Of the 22 countries listed as having landing points for the ACE Submarine Cable, 10 had significant disruptions evident in Oracle's Internet Intelligence data. The graphs below show the impact of the cable cut to Internet connectivity within the affected countries, with the countries shown grouped by the number of submarine cable connections each country has, based on information found on TeleGeography's Submarine Cable Map.

This first figure, immediately above, includes graphs for the six affected countries (Sierra Leone, Mauritania, Liberia, Guinea-Bissau, Guinea, and the Gambia) that only have a single submarine cable connection (to ACE). While the disruption begins at the same time across all six countries, it is interesting to note that the duration and severity of impact varied widely. The most significant, and longest-lasting disruption was seen in Mauritania, with a complete outage lasting for nearly 48 hours, followed by partial restoration of connectivity. Sierra Leone also saw a significant impact as a result of the cable cut, followed by a complete outage on April 1. However, we believe that the April 1 outage may have been government-directed, related to recent national elections. The differences in duration and severity may be related to the other international Internet connections, via terrestrial cable or satellite, that the providers in these countries have in place, resulting in varying levels of reliance on the ACE cable system.
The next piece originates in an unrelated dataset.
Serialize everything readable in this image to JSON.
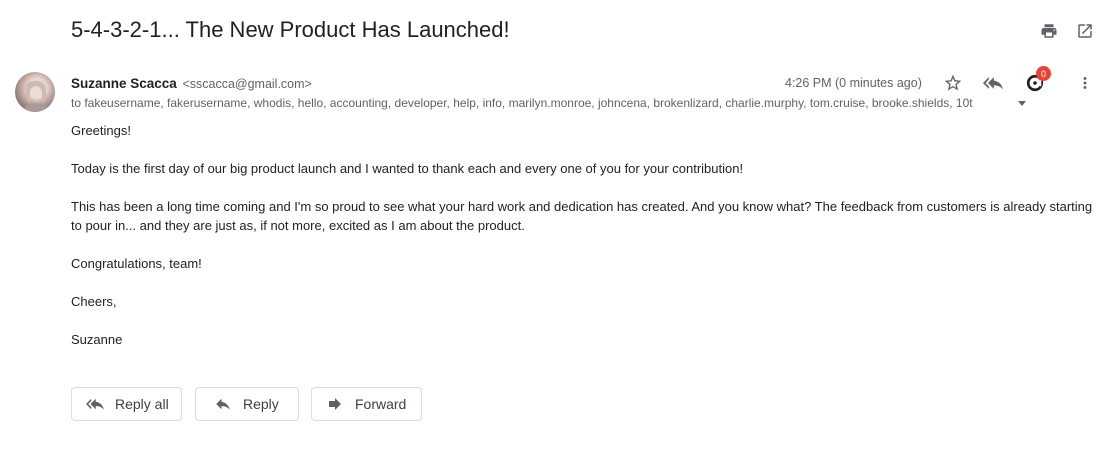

The second figure, immediately above, illustrates the impact of the cable cut on Internet connectivity in Benin, which is connected to two submarine cables - ACE and SAT-3/WASC, which follows a similar path along the west coast of Africa, up to Portugal. The impact on Benin appeared to be nominal, affecting less than a tenth of the regularly available networks, with nearly all coming back after a little more than a day. The redundant connection to SAT-3/WASC, as well as other terrestrial/satellite connections, may have helped to mitigate the overall impact on Benin's connectivity.

The third figure, immediately above, highlights the impact of the cable cut on three affected countries, each of which is connected to three submarine cables -- Senegal (ACE, SAT-3/WASC, and Atlantis-2), Ivory Coast (ACE, SAT-3/WASC, and the West African Cable System), and Equatorial Guinea (ACE, Ceiba-1, and Ceiba-2). The duration of the disruption in Senegal is longer than the other surveyed countries, but may be related to its proximity to the cable cut, which took place near Mauritania. And although Equatorial Guinea is connected to three submarine cables, the Ceiba-1 cable provides no international redundancy, while the Ceiba-2 cable is only connected internationally to Cameroon. (However, Cameroon is connected to four other submarine cables, in addition to Ceiba-2 and ACE.) And while Ivory Coast (Côte d'Ivoire) is connected to ACE, the observed disruption begins several hours after the other affected countries, and lasts significantly longer, which could indicate that it is actually unrelated to the reported cable cut.


With multiple submarine cables landing in Western African countries that provide connectivity between countries, as well as to landing points in Europe, network providers in these countries have an opportunity to take advantage of this redundancy to mitigate the potential impact of problems such as the ACE submarine cable cut discussed above. Internet Intelligence data showed that in this case, there was a somewhat limited impact to Internet connectivity in connected countries, but problems with other cables in the past (2008, 2012, 2013, 2014) have resulted in much more significant issues.